Extracted records
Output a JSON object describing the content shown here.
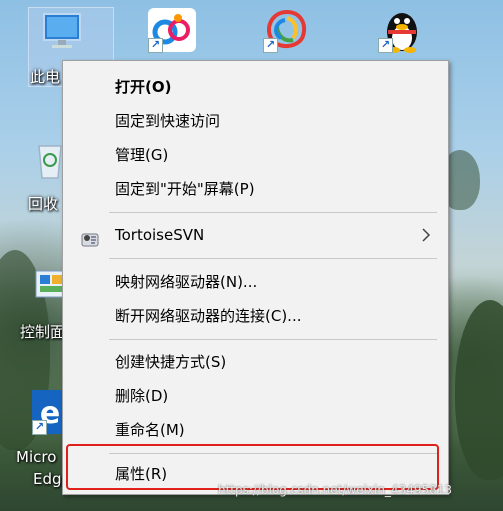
{
  "desktop": {
    "icons": [
      {
        "name": "this-pc",
        "label": "此电"
      },
      {
        "name": "recycle-bin",
        "label": "回收"
      },
      {
        "name": "control-panel",
        "label": "控制面"
      },
      {
        "name": "edge",
        "label_line1": "Micro",
        "label_line2": "Edg"
      }
    ]
  },
  "context_menu": {
    "items": [
      {
        "id": "open",
        "label": "打开(O)",
        "bold": true
      },
      {
        "id": "pin-quick-access",
        "label": "固定到快速访问"
      },
      {
        "id": "manage",
        "label": "管理(G)"
      },
      {
        "id": "pin-start",
        "label": "固定到\"开始\"屏幕(P)"
      },
      {
        "id": "tortoisesvn",
        "label": "TortoiseSVN",
        "has_submenu": true,
        "icon": "tortoisesvn-icon"
      },
      {
        "id": "map-drive",
        "label": "映射网络驱动器(N)..."
      },
      {
        "id": "disconnect-drive",
        "label": "断开网络驱动器的连接(C)..."
      },
      {
        "id": "create-shortcut",
        "label": "创建快捷方式(S)"
      },
      {
        "id": "delete",
        "label": "删除(D)"
      },
      {
        "id": "rename",
        "label": "重命名(M)"
      },
      {
        "id": "properties",
        "label": "属性(R)",
        "highlighted": true
      }
    ]
  },
  "highlight_color": "#e0201a",
  "watermark": "https://blog.csdn.net/weixin_43495813"
}
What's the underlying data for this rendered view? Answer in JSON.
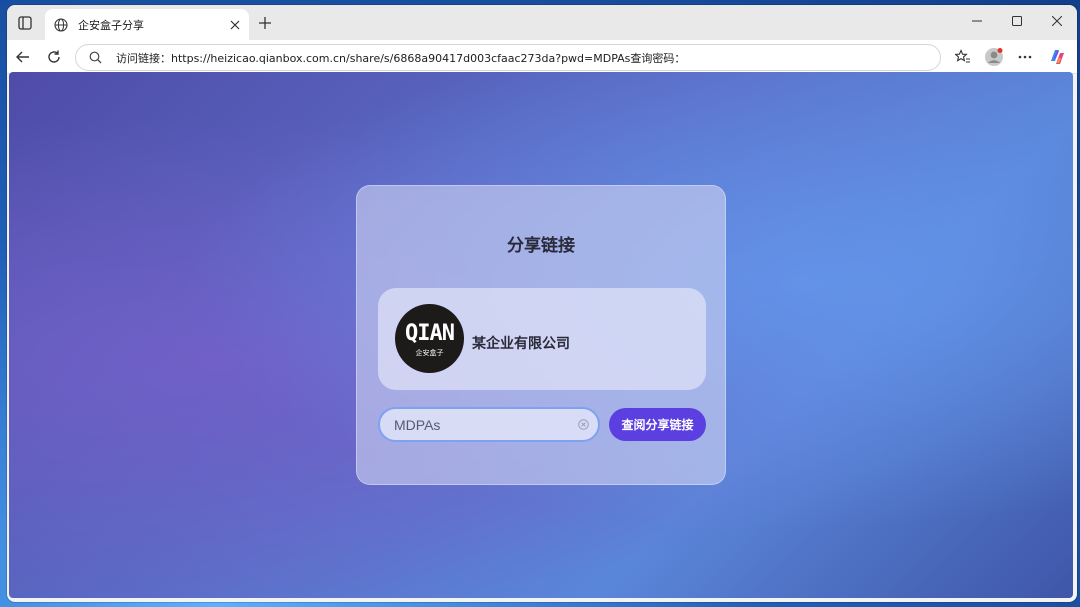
{
  "tab": {
    "title": "企安盒子分享"
  },
  "toolbar": {
    "address": "访问链接：https://heizicao.qianbox.com.cn/share/s/6868a90417d003cfaac273da?pwd=MDPAs查询密码："
  },
  "card": {
    "title": "分享链接",
    "logo_mark": "QIAN",
    "logo_sub": "企安盒子",
    "company_name": "某企业有限公司",
    "password_value": "MDPAs",
    "query_button_label": "查阅分享链接"
  },
  "colors": {
    "accent_button": "#5b3fe0",
    "input_border": "#7da2f0"
  },
  "icons": [
    "tab-actions-icon",
    "globe-icon",
    "close-icon",
    "plus-icon",
    "minimize-icon",
    "maximize-icon",
    "window-close-icon",
    "back-arrow-icon",
    "refresh-icon",
    "search-icon",
    "favorites-star-icon",
    "profile-avatar-icon",
    "more-options-icon",
    "copilot-icon",
    "clear-input-icon"
  ]
}
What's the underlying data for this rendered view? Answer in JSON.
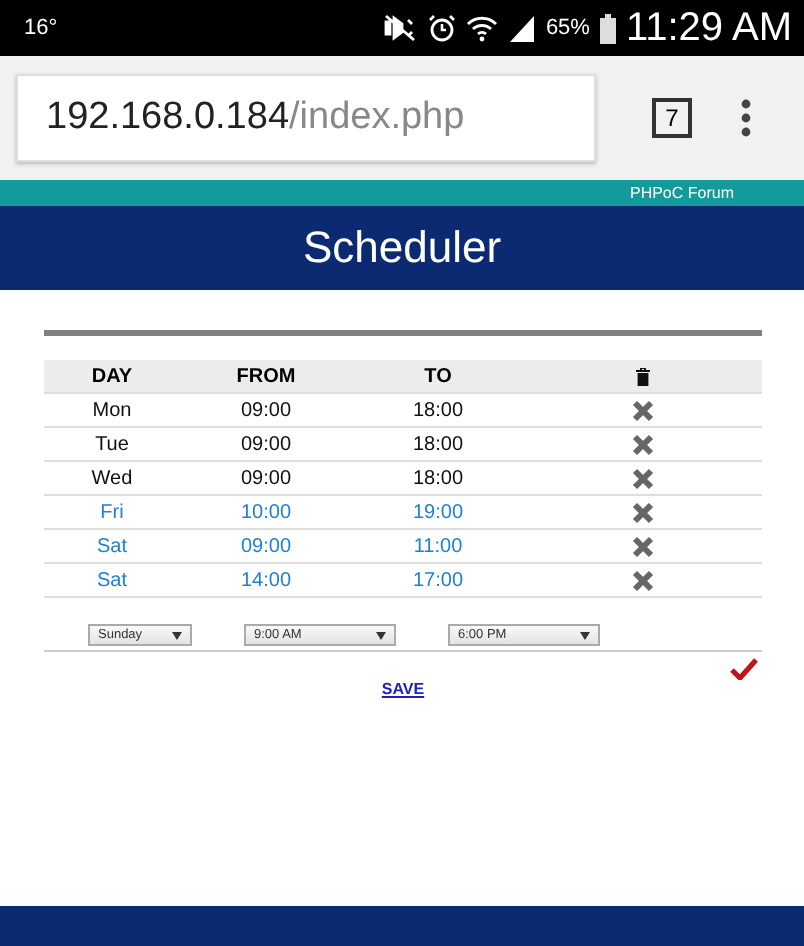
{
  "status_bar": {
    "temperature": "16°",
    "battery": "65%",
    "time": "11:29 AM"
  },
  "browser": {
    "url_host": "192.168.0.184",
    "url_path": "/index.php",
    "tab_count": "7"
  },
  "header": {
    "forum_link": "PHPoC Forum",
    "title": "Scheduler"
  },
  "table": {
    "columns": [
      "DAY",
      "FROM",
      "TO"
    ],
    "rows": [
      {
        "day": "Mon",
        "from": "09:00",
        "to": "18:00",
        "color": "#111111"
      },
      {
        "day": "Tue",
        "from": "09:00",
        "to": "18:00",
        "color": "#111111"
      },
      {
        "day": "Wed",
        "from": "09:00",
        "to": "18:00",
        "color": "#111111"
      },
      {
        "day": "Fri",
        "from": "10:00",
        "to": "19:00",
        "color": "#1e7fd6"
      },
      {
        "day": "Sat",
        "from": "09:00",
        "to": "11:00",
        "color": "#1e7fd6"
      },
      {
        "day": "Sat",
        "from": "14:00",
        "to": "17:00",
        "color": "#1e7fd6"
      }
    ]
  },
  "new_entry": {
    "day": "Sunday",
    "from": "9:00 AM",
    "to": "6:00 PM"
  },
  "save_link": "SAVE"
}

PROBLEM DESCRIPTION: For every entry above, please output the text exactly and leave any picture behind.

EXPECTED OUTPUT:
Output a JSON object describing the content shown here.
{
  "desktop": {
    "icons": [
      {
        "name": "this-pc",
        "label": "此电"
      },
      {
        "name": "recycle-bin",
        "label": "回收"
      },
      {
        "name": "control-panel",
        "label": "控制面"
      },
      {
        "name": "edge",
        "label_line1": "Micro",
        "label_line2": "Edg"
      }
    ]
  },
  "context_menu": {
    "items": [
      {
        "id": "open",
        "label": "打开(O)",
        "bold": true
      },
      {
        "id": "pin-quick-access",
        "label": "固定到快速访问"
      },
      {
        "id": "manage",
        "label": "管理(G)"
      },
      {
        "id": "pin-start",
        "label": "固定到\"开始\"屏幕(P)"
      },
      {
        "id": "tortoisesvn",
        "label": "TortoiseSVN",
        "has_submenu": true,
        "icon": "tortoisesvn-icon"
      },
      {
        "id": "map-drive",
        "label": "映射网络驱动器(N)..."
      },
      {
        "id": "disconnect-drive",
        "label": "断开网络驱动器的连接(C)..."
      },
      {
        "id": "create-shortcut",
        "label": "创建快捷方式(S)"
      },
      {
        "id": "delete",
        "label": "删除(D)"
      },
      {
        "id": "rename",
        "label": "重命名(M)"
      },
      {
        "id": "properties",
        "label": "属性(R)",
        "highlighted": true
      }
    ]
  },
  "highlight_color": "#e0201a",
  "watermark": "https://blog.csdn.net/weixin_43495813"
}
What's the underlying data for this rendered view? Answer in JSON.
{
  "tab": {
    "title": "企安盒子分享"
  },
  "toolbar": {
    "address": "访问链接：https://heizicao.qianbox.com.cn/share/s/6868a90417d003cfaac273da?pwd=MDPAs查询密码："
  },
  "card": {
    "title": "分享链接",
    "logo_mark": "QIAN",
    "logo_sub": "企安盒子",
    "company_name": "某企业有限公司",
    "password_value": "MDPAs",
    "query_button_label": "查阅分享链接"
  },
  "colors": {
    "accent_button": "#5b3fe0",
    "input_border": "#7da2f0"
  },
  "icons": [
    "tab-actions-icon",
    "globe-icon",
    "close-icon",
    "plus-icon",
    "minimize-icon",
    "maximize-icon",
    "window-close-icon",
    "back-arrow-icon",
    "refresh-icon",
    "search-icon",
    "favorites-star-icon",
    "profile-avatar-icon",
    "more-options-icon",
    "copilot-icon",
    "clear-input-icon"
  ]
}
What's the underlying data for this rendered view? Answer in JSON.
{
  "status_bar": {
    "temperature": "16°",
    "battery": "65%",
    "time": "11:29 AM"
  },
  "browser": {
    "url_host": "192.168.0.184",
    "url_path": "/index.php",
    "tab_count": "7"
  },
  "header": {
    "forum_link": "PHPoC Forum",
    "title": "Scheduler"
  },
  "table": {
    "columns": [
      "DAY",
      "FROM",
      "TO"
    ],
    "rows": [
      {
        "day": "Mon",
        "from": "09:00",
        "to": "18:00",
        "color": "#111111"
      },
      {
        "day": "Tue",
        "from": "09:00",
        "to": "18:00",
        "color": "#111111"
      },
      {
        "day": "Wed",
        "from": "09:00",
        "to": "18:00",
        "color": "#111111"
      },
      {
        "day": "Fri",
        "from": "10:00",
        "to": "19:00",
        "color": "#1e7fd6"
      },
      {
        "day": "Sat",
        "from": "09:00",
        "to": "11:00",
        "color": "#1e7fd6"
      },
      {
        "day": "Sat",
        "from": "14:00",
        "to": "17:00",
        "color": "#1e7fd6"
      }
    ]
  },
  "new_entry": {
    "day": "Sunday",
    "from": "9:00 AM",
    "to": "6:00 PM"
  },
  "save_link": "SAVE"
}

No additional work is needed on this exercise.